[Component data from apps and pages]
==*==

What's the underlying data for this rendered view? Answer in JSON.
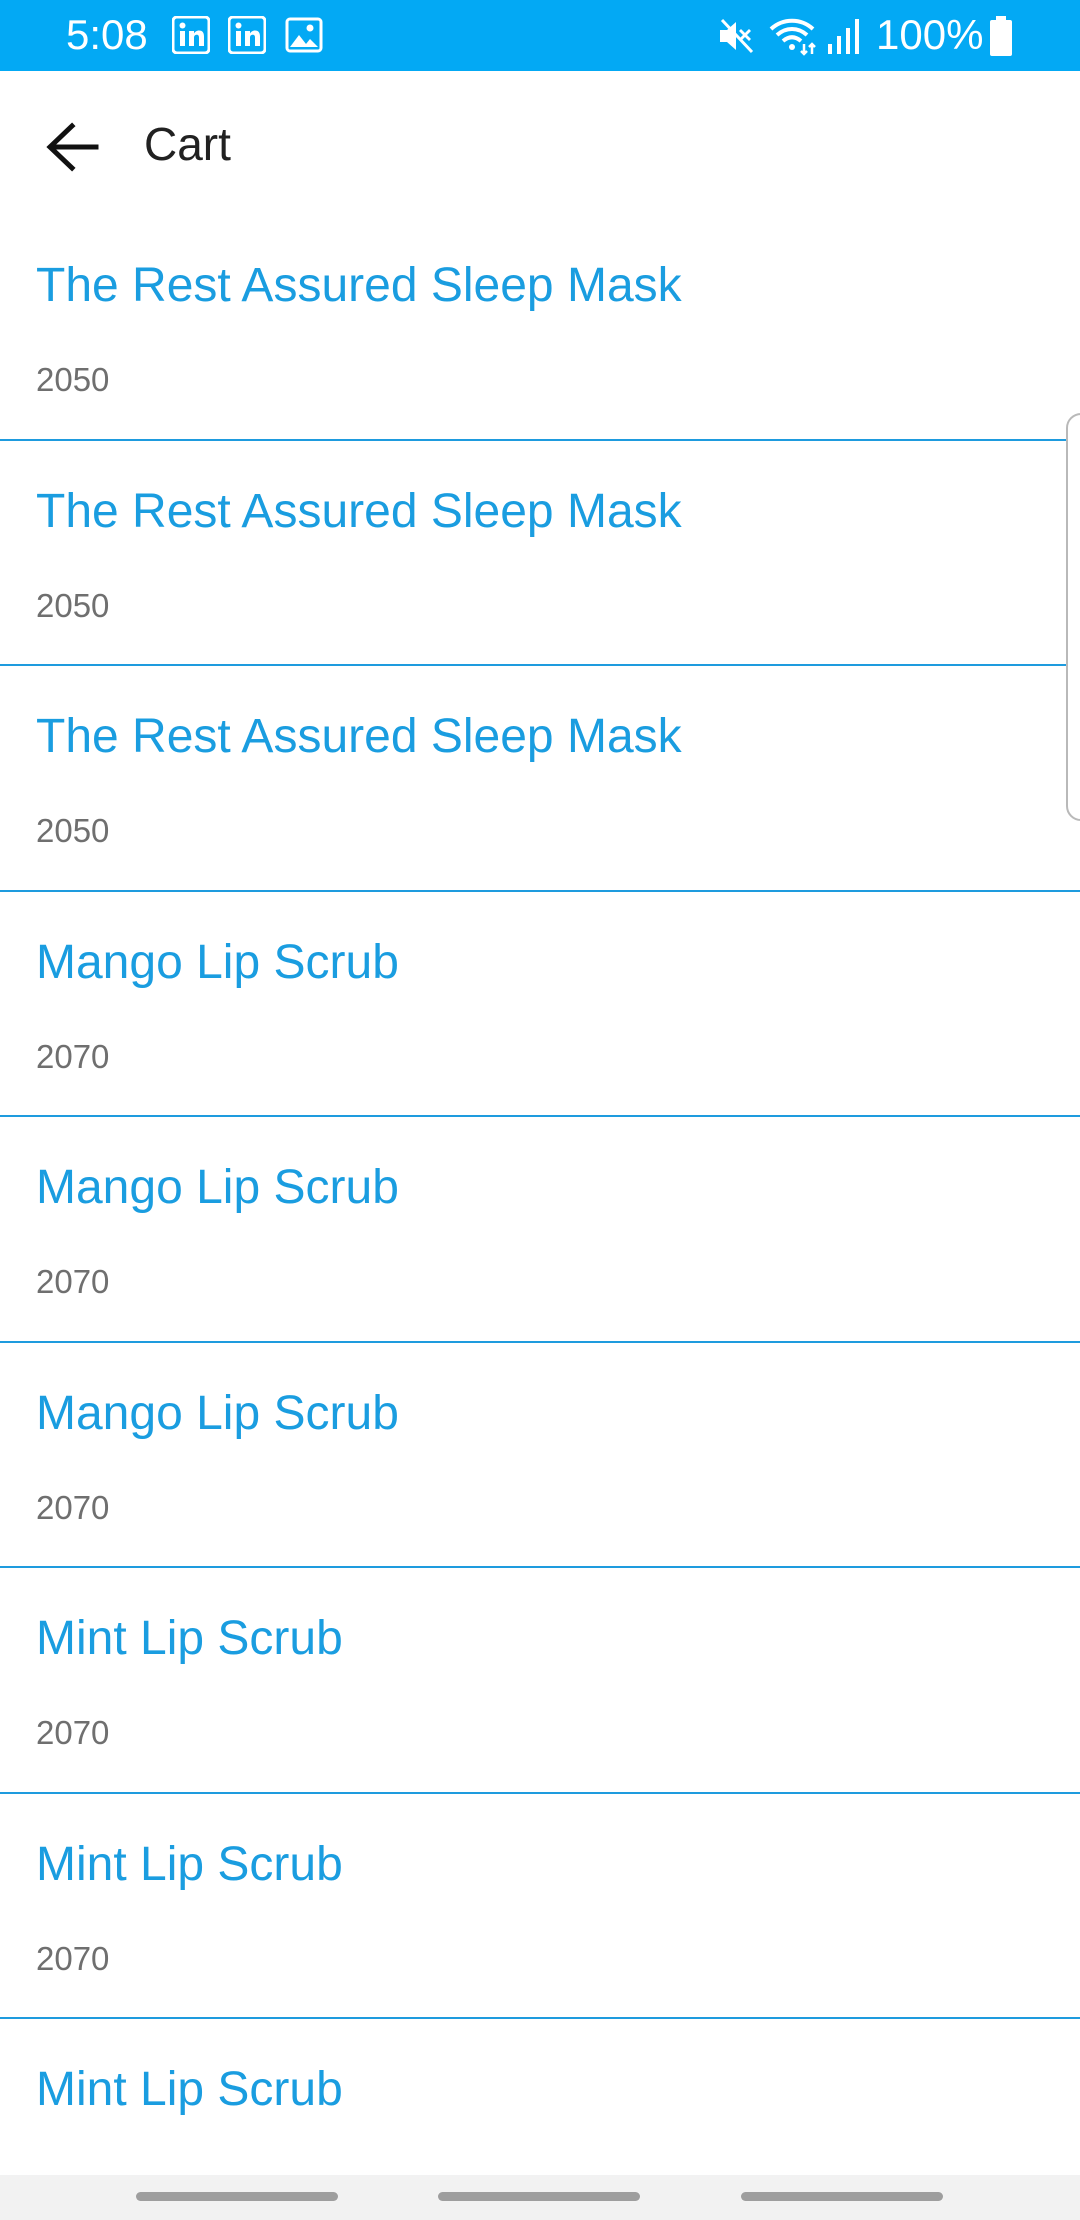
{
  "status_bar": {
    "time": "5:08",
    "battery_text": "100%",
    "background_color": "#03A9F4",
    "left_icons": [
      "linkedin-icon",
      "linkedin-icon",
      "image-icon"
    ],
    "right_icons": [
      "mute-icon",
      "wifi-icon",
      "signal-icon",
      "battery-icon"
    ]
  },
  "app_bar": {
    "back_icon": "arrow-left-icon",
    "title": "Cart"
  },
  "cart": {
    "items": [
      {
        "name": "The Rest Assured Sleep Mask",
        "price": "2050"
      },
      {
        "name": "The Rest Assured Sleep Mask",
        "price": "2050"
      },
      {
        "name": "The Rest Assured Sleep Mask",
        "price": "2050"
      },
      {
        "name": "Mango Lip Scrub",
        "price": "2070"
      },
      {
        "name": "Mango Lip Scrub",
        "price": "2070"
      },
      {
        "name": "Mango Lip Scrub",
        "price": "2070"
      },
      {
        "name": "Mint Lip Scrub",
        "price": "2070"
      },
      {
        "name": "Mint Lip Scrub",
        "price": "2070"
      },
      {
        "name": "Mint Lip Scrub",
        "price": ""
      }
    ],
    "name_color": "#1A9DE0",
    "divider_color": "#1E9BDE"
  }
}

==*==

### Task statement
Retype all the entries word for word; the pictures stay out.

### Solution
What's the underlying data for this rendered view? Answer in JSON.
{
  "status_bar": {
    "time": "5:08",
    "battery_text": "100%",
    "background_color": "#03A9F4",
    "left_icons": [
      "linkedin-icon",
      "linkedin-icon",
      "image-icon"
    ],
    "right_icons": [
      "mute-icon",
      "wifi-icon",
      "signal-icon",
      "battery-icon"
    ]
  },
  "app_bar": {
    "back_icon": "arrow-left-icon",
    "title": "Cart"
  },
  "cart": {
    "items": [
      {
        "name": "The Rest Assured Sleep Mask",
        "price": "2050"
      },
      {
        "name": "The Rest Assured Sleep Mask",
        "price": "2050"
      },
      {
        "name": "The Rest Assured Sleep Mask",
        "price": "2050"
      },
      {
        "name": "Mango Lip Scrub",
        "price": "2070"
      },
      {
        "name": "Mango Lip Scrub",
        "price": "2070"
      },
      {
        "name": "Mango Lip Scrub",
        "price": "2070"
      },
      {
        "name": "Mint Lip Scrub",
        "price": "2070"
      },
      {
        "name": "Mint Lip Scrub",
        "price": "2070"
      },
      {
        "name": "Mint Lip Scrub",
        "price": ""
      }
    ],
    "name_color": "#1A9DE0",
    "divider_color": "#1E9BDE"
  }
}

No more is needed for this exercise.